> Items listed in a dataset
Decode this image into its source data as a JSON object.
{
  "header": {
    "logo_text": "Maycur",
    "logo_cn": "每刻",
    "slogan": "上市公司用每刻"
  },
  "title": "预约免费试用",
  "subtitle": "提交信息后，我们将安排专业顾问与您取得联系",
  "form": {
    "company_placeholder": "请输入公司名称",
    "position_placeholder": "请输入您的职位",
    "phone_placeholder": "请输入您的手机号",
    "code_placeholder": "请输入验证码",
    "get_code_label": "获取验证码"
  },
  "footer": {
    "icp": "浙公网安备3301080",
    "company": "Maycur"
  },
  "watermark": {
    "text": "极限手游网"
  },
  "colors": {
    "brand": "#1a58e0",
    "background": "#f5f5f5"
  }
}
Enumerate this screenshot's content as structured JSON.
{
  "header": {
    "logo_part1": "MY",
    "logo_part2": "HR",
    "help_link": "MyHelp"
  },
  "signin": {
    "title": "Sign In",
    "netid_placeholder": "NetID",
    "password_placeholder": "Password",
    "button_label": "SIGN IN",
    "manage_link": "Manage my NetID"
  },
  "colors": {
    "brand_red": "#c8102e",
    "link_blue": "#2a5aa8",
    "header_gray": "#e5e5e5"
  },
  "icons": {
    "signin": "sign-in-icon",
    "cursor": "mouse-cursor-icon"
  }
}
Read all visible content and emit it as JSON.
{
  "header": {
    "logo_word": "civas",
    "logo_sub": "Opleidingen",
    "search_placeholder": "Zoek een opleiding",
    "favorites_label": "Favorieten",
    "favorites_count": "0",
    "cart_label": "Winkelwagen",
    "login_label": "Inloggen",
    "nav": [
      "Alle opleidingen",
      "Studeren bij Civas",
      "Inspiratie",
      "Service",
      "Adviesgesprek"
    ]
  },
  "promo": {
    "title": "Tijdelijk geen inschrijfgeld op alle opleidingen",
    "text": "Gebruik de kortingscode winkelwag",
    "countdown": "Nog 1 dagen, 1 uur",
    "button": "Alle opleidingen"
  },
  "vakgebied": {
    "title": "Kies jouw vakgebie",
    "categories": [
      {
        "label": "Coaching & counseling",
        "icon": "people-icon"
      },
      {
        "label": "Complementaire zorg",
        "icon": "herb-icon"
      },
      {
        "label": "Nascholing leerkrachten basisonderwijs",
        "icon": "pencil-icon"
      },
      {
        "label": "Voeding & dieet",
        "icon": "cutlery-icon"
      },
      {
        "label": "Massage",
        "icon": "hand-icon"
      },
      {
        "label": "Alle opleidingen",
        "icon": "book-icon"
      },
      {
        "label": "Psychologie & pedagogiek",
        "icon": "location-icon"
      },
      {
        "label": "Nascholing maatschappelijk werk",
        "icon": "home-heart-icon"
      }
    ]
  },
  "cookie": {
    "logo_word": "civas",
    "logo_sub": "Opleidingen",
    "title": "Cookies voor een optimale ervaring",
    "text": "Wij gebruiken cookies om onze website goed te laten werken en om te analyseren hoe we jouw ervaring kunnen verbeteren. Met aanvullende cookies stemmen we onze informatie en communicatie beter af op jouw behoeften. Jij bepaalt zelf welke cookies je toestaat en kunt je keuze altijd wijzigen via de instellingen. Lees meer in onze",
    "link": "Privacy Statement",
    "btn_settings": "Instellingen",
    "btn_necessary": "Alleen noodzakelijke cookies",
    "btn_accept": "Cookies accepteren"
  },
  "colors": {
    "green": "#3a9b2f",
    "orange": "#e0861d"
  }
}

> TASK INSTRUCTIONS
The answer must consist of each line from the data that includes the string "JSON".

> EXERCISE RESPONSE
Decode this image into its source data as a JSON object.
Enumerate this screenshot's content as structured JSON.
Read all visible content and emit it as JSON.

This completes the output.